Jeff Stein, the former editor of The VVA Veteran , today writes the “SpyTalk” blog on the Washington Post web site. His latest column , headlined “Nixon-CIA Spy Ploy in Vietnam Backfired, New Records Show, ” deals with new information about the 1970 Cambodian incursion–new and enlightening information about how Nixon and his Vietnam War guru Henry Kissinger operated.
As Stein–who served as a U.S. Army intelligence officer in Vietnam–notes, Nixon and Kissinger, his national security adviser, “deliberately ‘leaked’ word to North Vietnam that U.S. forces planned to invade Cambodia, in a failed attempt to intimidate Hanoi into retreat.”

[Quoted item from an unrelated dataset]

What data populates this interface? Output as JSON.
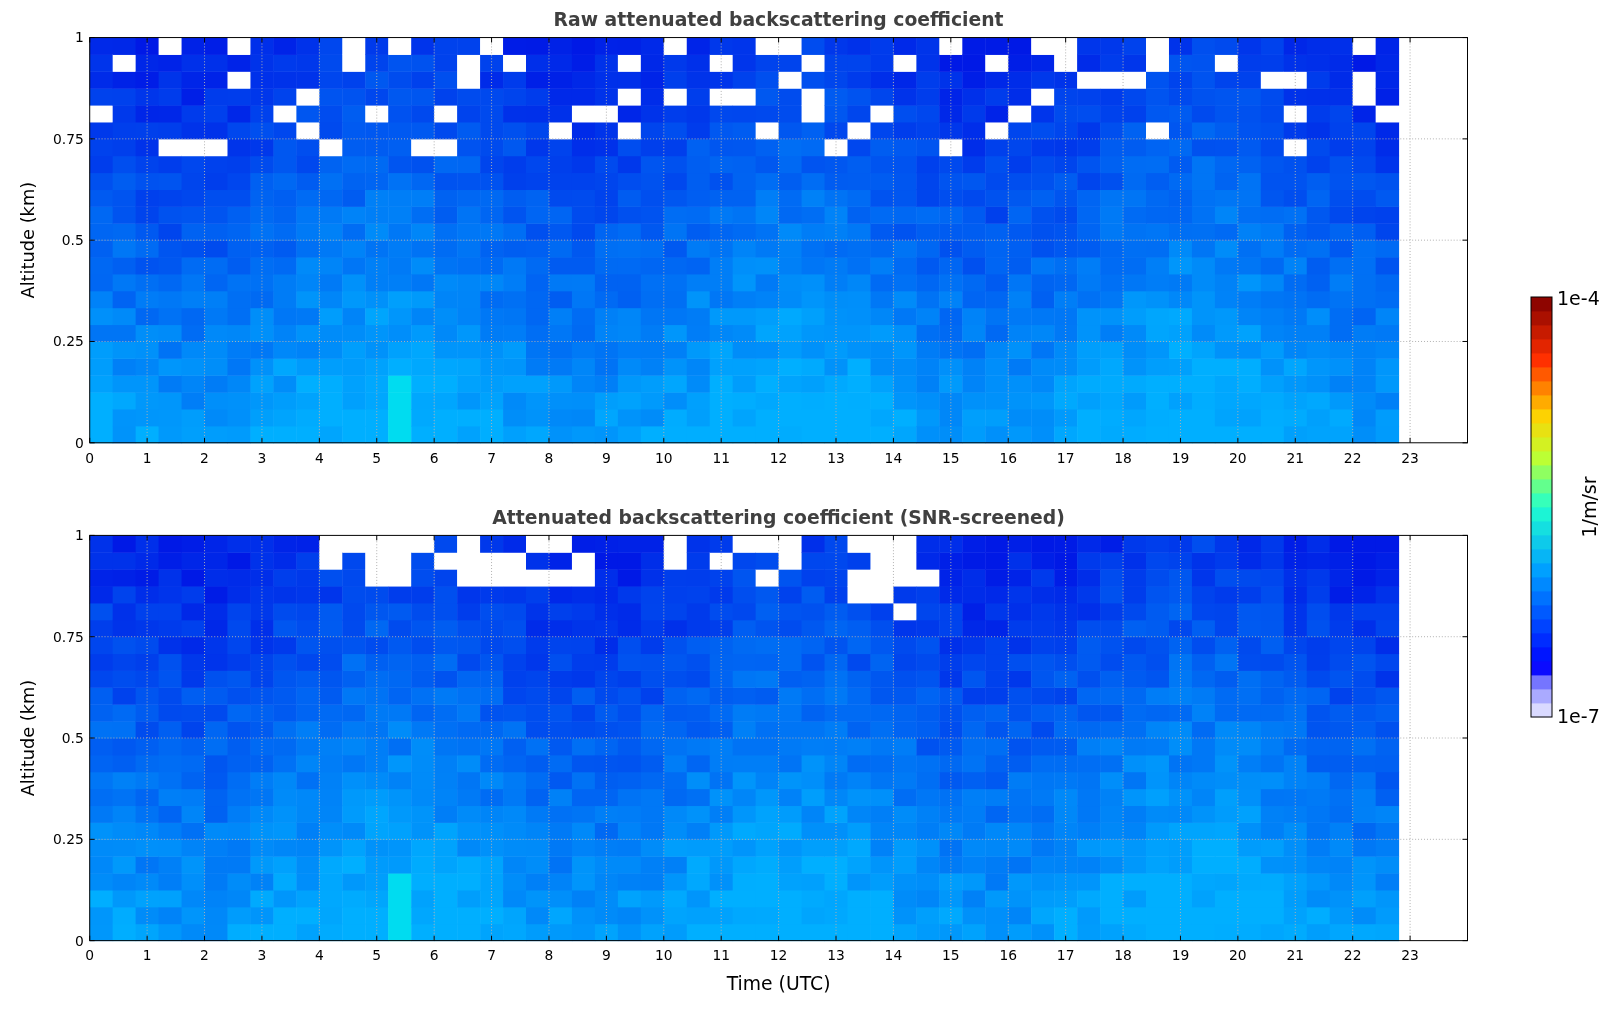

That info came from recently declassified data in a new volume of Foreign Relations of the United States , the official State Department history of the era. The news was unearthed by Merle Pribbenow, a retired CIA expert on Vietnam who found hitherto undiscovered documents in State Department records.
Stein quotes Pribbenow as saying that the idea behind Nixon and Kissinger’s psychological ploy “was to make the North Vietnamese believe that they had obtained advance knowledge of a planned U.S. operation in order to frighten them into pulling their forces back. The end result was that, not only were the North Vietnamese not frightened out of doing what Nixon wanted to scare them out of doing, Nixon unintentionally gave them advance warning of what the U.S. was about to do.”
What’s more, Stein notes, “the ploy, in short, ended up foiling Nixon’s main goal for invading Cambodia: to annihilate Hanoi’s command post for staging attacks on South Vietnam.”